For nearly a half century, the Catholic Church in the United States has celebrated National Migration Week, which is an opportunity for the Church to reflect on the circumstances confronting migrants, including immigrants, refugees, children, and victims and survivors of human trafficking. The theme for National Migration Week 2019 – Building Communities of Welcome – emphasizes our responsibility as Catholics to engage and welcome newcomers on their arrival, and help to ease their transition into a new life here in the United States. Here are a few points that we, as a people of faith, should be mindful of:
Catholics are called to stand with immigrants and refugees as our brothers and sisters. This is who the Catholic Church is. This is what we as Catholics do.
Pope Francis invites us to be part of a culture of encounter as we welcome, protect, integrate, and promote immigrants and refugees in our midst.
Immigration is about real people who are trying to find a better life and a new beginning. It’s about more than statistics, it’s about families. As Pope Francis stated, “Each migrant has a name, a face and a story.”
Welcoming immigrants is part of Catholic Social Teaching and reflects the Biblical tradition to welcome the stranger.
The Catholic Church has been welcoming immigrants and refugees to the United States since the nation’s founding and has been integral to helping them integrate into American culture.
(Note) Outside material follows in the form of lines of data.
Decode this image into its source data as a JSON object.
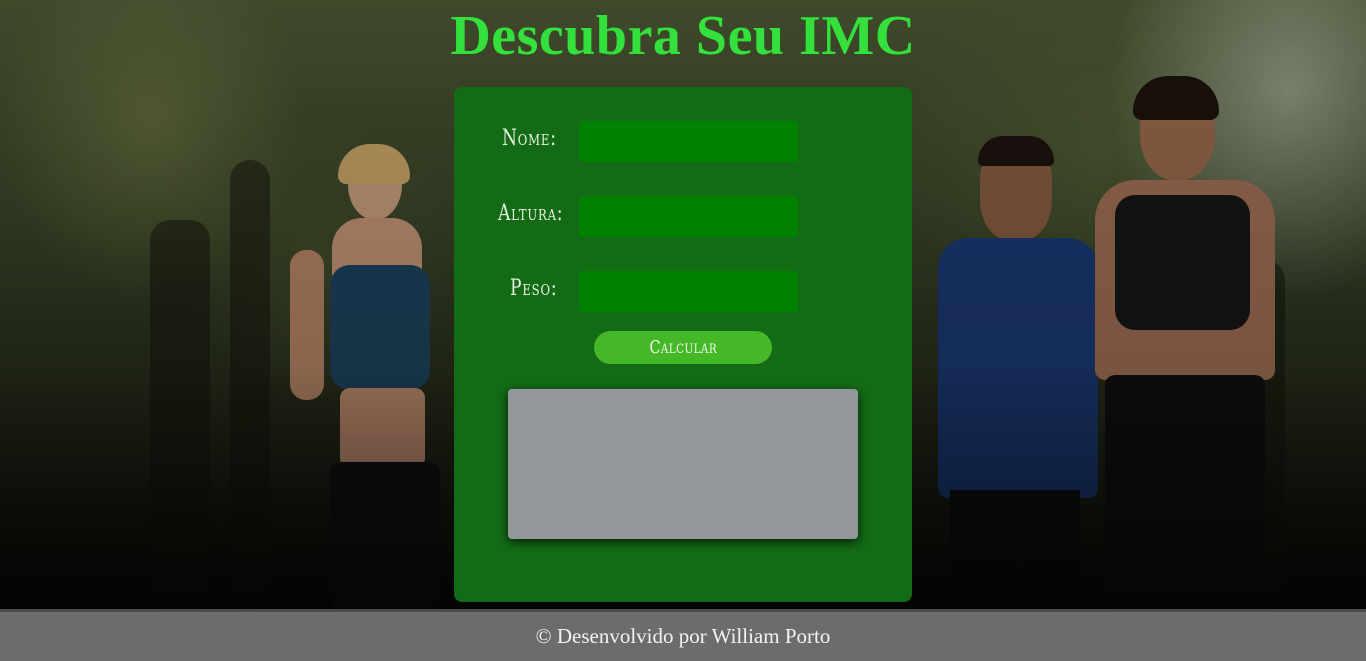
{
  "page": {
    "title": "Descubra Seu IMC"
  },
  "form": {
    "name_label": "Nome:",
    "height_label": "Altura:",
    "weight_label": "Peso:",
    "name_value": "",
    "height_value": "",
    "weight_value": "",
    "calculate_label": "Calcular"
  },
  "result": {
    "text": ""
  },
  "footer": {
    "text": "© Desenvolvido por William Porto"
  },
  "colors": {
    "title": "#33e03c",
    "card": "#136b16",
    "input": "#008200",
    "button": "#44b826",
    "result_box": "#94979b",
    "footer": "#6c6d6a"
  }
}
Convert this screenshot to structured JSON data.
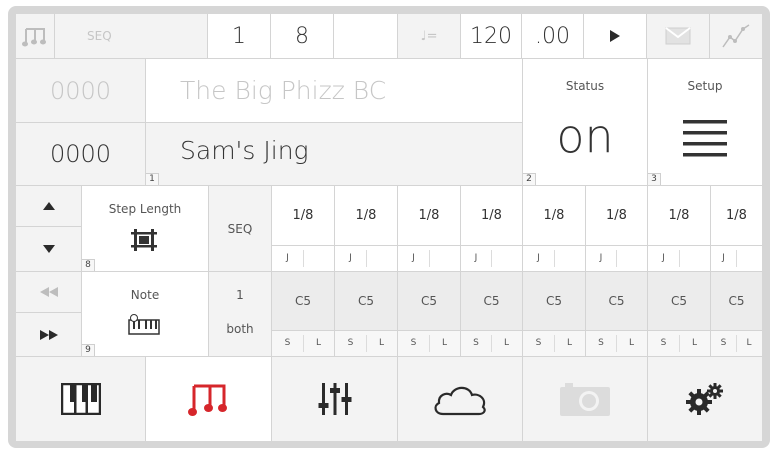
{
  "topbar": {
    "mode": "SEQ",
    "value1": "1",
    "value2": "8",
    "tempo_symbol": "♩=",
    "tempo": "120",
    "tempo_fraction": ".00"
  },
  "song": {
    "counter_a": "0000",
    "title": "The Big Phizz BC",
    "counter_b": "0000",
    "pattern_name": "Sam's Jing",
    "index": "1"
  },
  "status": {
    "label": "Status",
    "value": "on",
    "index": "2"
  },
  "setup": {
    "label": "Setup",
    "index": "3"
  },
  "step_length": {
    "label": "Step Length",
    "index": "8",
    "mode": "SEQ"
  },
  "note_section": {
    "label": "Note",
    "index": "9",
    "value": "1",
    "mode": "both"
  },
  "steps": [
    {
      "length": "1/8",
      "note": "C5"
    },
    {
      "length": "1/8",
      "note": "C5"
    },
    {
      "length": "1/8",
      "note": "C5"
    },
    {
      "length": "1/8",
      "note": "C5"
    },
    {
      "length": "1/8",
      "note": "C5"
    },
    {
      "length": "1/8",
      "note": "C5"
    },
    {
      "length": "1/8",
      "note": "C5"
    },
    {
      "length": "1/8",
      "note": "C5"
    }
  ],
  "step_sub_label": "J",
  "step_s_label": "S",
  "step_l_label": "L",
  "bottom_nav": [
    {
      "icon": "piano-icon",
      "active": false
    },
    {
      "icon": "music-note-icon",
      "active": true
    },
    {
      "icon": "mixer-sliders-icon",
      "active": false
    },
    {
      "icon": "cloud-icon",
      "active": false
    },
    {
      "icon": "camera-icon",
      "active": false
    },
    {
      "icon": "gears-icon",
      "active": false
    }
  ],
  "colors": {
    "accent": "#d6262b",
    "text": "#333333",
    "muted": "#c6c6c6"
  }
}
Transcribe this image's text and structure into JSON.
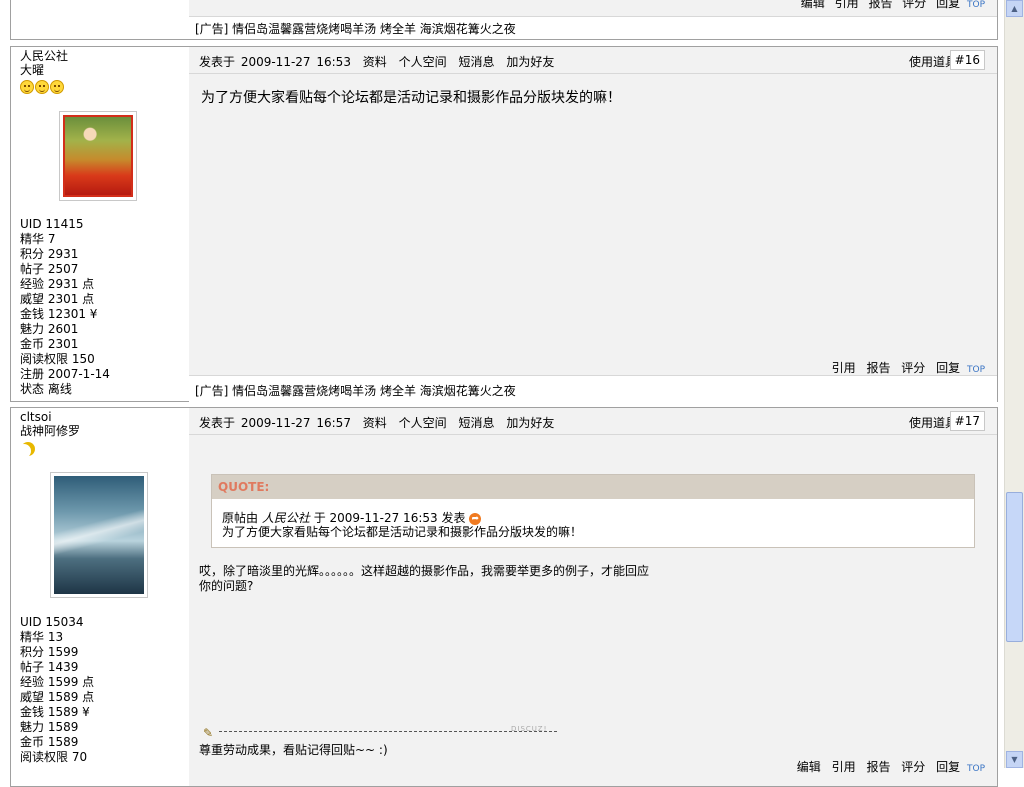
{
  "top_strip": {
    "actions": [
      "编辑",
      "引用",
      "报告",
      "评分",
      "回复",
      "TOP"
    ],
    "ad": "[广告] 情侣岛温馨露营烧烤喝羊汤 烤全羊 海滨烟花篝火之夜"
  },
  "posts": [
    {
      "username": "人民公社",
      "title": "大曜",
      "stats": [
        "UID 11415",
        "精华 7",
        "积分 2931",
        "帖子 2507",
        "经验 2931 点",
        "威望 2301 点",
        "金钱 12301 ¥",
        "魅力 2601",
        "金币 2301",
        "阅读权限 150",
        "注册 2007-1-14",
        "状态 离线"
      ],
      "meta": {
        "posted": "发表于 2009-11-27 16:53",
        "profile": "资料",
        "space": "个人空间",
        "message": "短消息",
        "friend": "加为好友"
      },
      "tools": "使用道具",
      "floor": "#16",
      "body": "为了方便大家看贴每个论坛都是活动记录和摄影作品分版块发的嘛！",
      "actions": [
        "引用",
        "报告",
        "评分",
        "回复",
        "TOP"
      ],
      "ad": "[广告] 情侣岛温馨露营烧烤喝羊汤 烤全羊 海滨烟花篝火之夜"
    },
    {
      "username": "cltsoi",
      "title": "战神阿修罗",
      "stats": [
        "UID 15034",
        "精华 13",
        "积分 1599",
        "帖子 1439",
        "经验 1599 点",
        "威望 1589 点",
        "金钱 1589 ¥",
        "魅力 1589",
        "金币 1589",
        "阅读权限 70"
      ],
      "meta": {
        "posted": "发表于 2009-11-27 16:57",
        "profile": "资料",
        "space": "个人空间",
        "message": "短消息",
        "friend": "加为好友"
      },
      "tools": "使用道具",
      "floor": "#17",
      "quote": {
        "header": "QUOTE:",
        "line1_prefix": "原帖由",
        "line1_author": "人民公社",
        "line1_suffix": "于 2009-11-27 16:53 发表",
        "line2": "为了方便大家看贴每个论坛都是活动记录和摄影作品分版块发的嘛！"
      },
      "body": "哎，除了暗淡里的光辉。。。。。。这样超越的摄影作品，我需要举更多的例子，才能回应你的问题?",
      "signature_brand": "DISCUZ!",
      "signature": "尊重劳动成果，看贴记得回贴~~ :)",
      "actions": [
        "编辑",
        "引用",
        "报告",
        "评分",
        "回复",
        "TOP"
      ]
    }
  ]
}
Forced displacement of people is at the highest level since World War II, with more than 65 million people displaced around the world and over 22 million refugees.
As a parish, we will be reflecting more deeply on this theme on January 6th, as we celebrate the Feast of the Epiphany.
South Metro Immigration Coalition Update (July 11, 2018)
We have held regular gatherings over the past several months, discerning how we should respond to this issue in light of the Church’s teaching. We have learned that many of our immigrant brothers and sisters in the Risen Savior faith community deal with a tremendous amount of anxiety because they do not know what legal rights they have, or even that they have any rights.
We recently met with representatives from the Immigrant Law Center of Minnesota and are working with them to offer a legal information session aimed at helping immigrants know their legal rights. This even will take place sometime in September and will be open to all parishioners. In the meantime, here are some things everyone should know:
If an Immigration and Customs Enforcement (ICE) officer comes to the residence, the individual may refuse to open the door until the officer presents a warrant. The individual can ask the officer to slide the warrant under the door.
Individuals have the right to remain silent and do not have to answer the officer’s questions.
Individuals can demand to speak to their legal counsel and can refuse to sign any documents until they have spoken with their attorney.